Joan Acocella, The New Yorker:
Pliny’s eyewitness account of the 79 A.D. Vesuvius eruption tells us what happened, but the archeological remains conjure with agonizing intimacy the lives of those who perished.
[Pliny the Younger] wrote long letters to Trajan, asking whether he should do this or that. The letters took two months to arrive in Rome, and the answers took two months to get back. Reading them, you sense that Trajan often wished Pliny would just go ahead and make whatever decision seemed reasonable.
We do hear about some celebrated crimes: Agrippina, the Emperor Claudius’ wife, poisoning him in order to secure the succession for her son, Nero; Nero then killing Agrippina and also kicking his pregnant wife, Poppaea, to death. (That’s after he arranged for the poisoning of his stepbrother, Brittanicus.) Then, there’s Domitian, going off with, they say, whatever implement he had at hand, to terminate his niece Julia’s pregnancy, engendered by him. This, Dunn writes, inspired a locally popular ditty: “Julia freed her fertile uterus by many / an abortion and shed clots which resembled their uncle.” (Julia died from the procedure.) Next to such reports, the regular rubouts, as in the notorious Year of the Four Emperors, in 69 A.D.—Nero, to avoid execution, stabbed himself in the throat and was replaced by Galba, who was assassinated after seven months by the Praetorian Guard and succeeded by Otho, who ruled for three months before, faced with a rebellion, he committed suicide, yielding his place to Vitellius (soon murdered by the soldiers of Vespasian, but let’s stop there)—look like business as usual. Or they would seem so if they didn’t involve those little Cosa Nostra touches, such as a victim’s being found with his penis cut off and stuffed in his mouth.

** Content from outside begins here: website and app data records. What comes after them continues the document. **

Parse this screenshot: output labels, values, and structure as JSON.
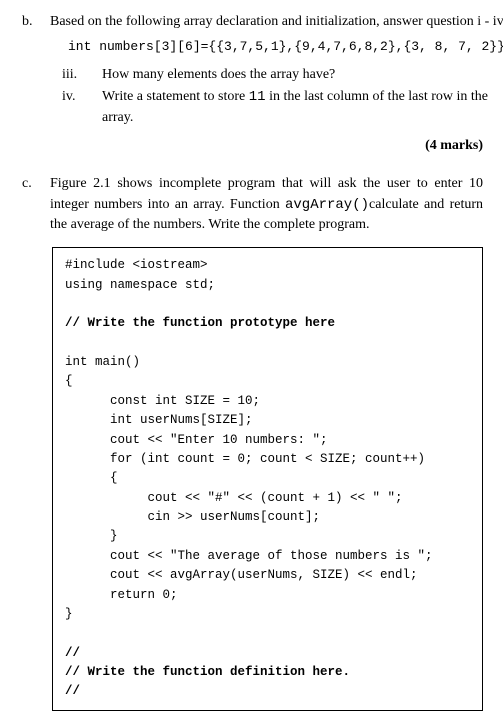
{
  "b": {
    "label": "b.",
    "lead": "Based on the following array declaration and initialization, answer question  i - iv.",
    "decl": "int numbers[3][6]={{3,7,5,1},{9,4,7,6,8,2},{3, 8, 7, 2}};",
    "iii": {
      "label": "iii.",
      "text": "How many elements does the array have?"
    },
    "iv": {
      "label": "iv.",
      "text_a": "Write a statement to store ",
      "code": "11",
      "text_b": " in the last column of the last row in the array."
    },
    "marks": "(4 marks)"
  },
  "c": {
    "label": "c.",
    "para_a": "Figure 2.1 shows incomplete program that will ask the user to enter 10 integer numbers into an array. Function ",
    "fn": "avgArray()",
    "para_b": "calculate and return the average of the numbers. Write the complete program.",
    "code": {
      "l01": "#include <iostream>",
      "l02": "using namespace std;",
      "l03": "// Write the function prototype here",
      "l04": "int main()",
      "l05": "{",
      "l06": "      const int SIZE = 10;",
      "l07": "      int userNums[SIZE];",
      "l08": "      cout << \"Enter 10 numbers: \";",
      "l09": "      for (int count = 0; count < SIZE; count++)",
      "l10": "      {",
      "l11": "           cout << \"#\" << (count + 1) << \" \";",
      "l12": "           cin >> userNums[count];",
      "l13": "      }",
      "l14": "      cout << \"The average of those numbers is \";",
      "l15": "      cout << avgArray(userNums, SIZE) << endl;",
      "l16": "      return 0;",
      "l17": "}",
      "l18": "//",
      "l19": "// Write the function definition here.",
      "l20": "//"
    }
  }
}
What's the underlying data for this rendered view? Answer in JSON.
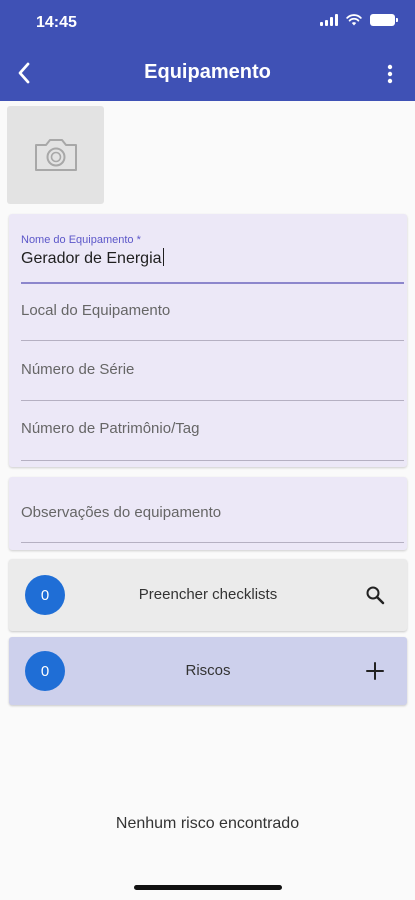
{
  "status_bar": {
    "time": "14:45"
  },
  "header": {
    "title": "Equipamento",
    "back_icon": "chevron-left-icon",
    "menu_icon": "more-vertical-icon"
  },
  "photo": {
    "icon": "camera-icon"
  },
  "form": {
    "name_label": "Nome do Equipamento *",
    "name_value": "Gerador de Energia",
    "location_placeholder": "Local do Equipamento",
    "serial_placeholder": "Número de Série",
    "tag_placeholder": "Número de Patrimônio/Tag",
    "notes_placeholder": "Observações do equipamento"
  },
  "checklists": {
    "count": "0",
    "label": "Preencher checklists",
    "icon": "search-icon"
  },
  "risks": {
    "count": "0",
    "label": "Riscos",
    "icon": "plus-icon"
  },
  "empty_message": "Nenhum risco encontrado",
  "colors": {
    "app_bar": "#3f51b5",
    "card": "#ece8f7",
    "risks_card": "#cdd0ec",
    "checklists_card": "#ebebeb",
    "badge": "#1f6ed6"
  }
}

(click here to continue reading The Terror and the Fascination of Pompeii | The New Yorker.)
I think I was 17 when I first read some Roman history, in a freshman level survey class at UT. I was amazed at how gossipy Suetonius’ Lives of the Twelve Caesars was. Such a contrast with the neutral tones of typical history textbooks, especially the ones that I had read in high school. Still fascinating…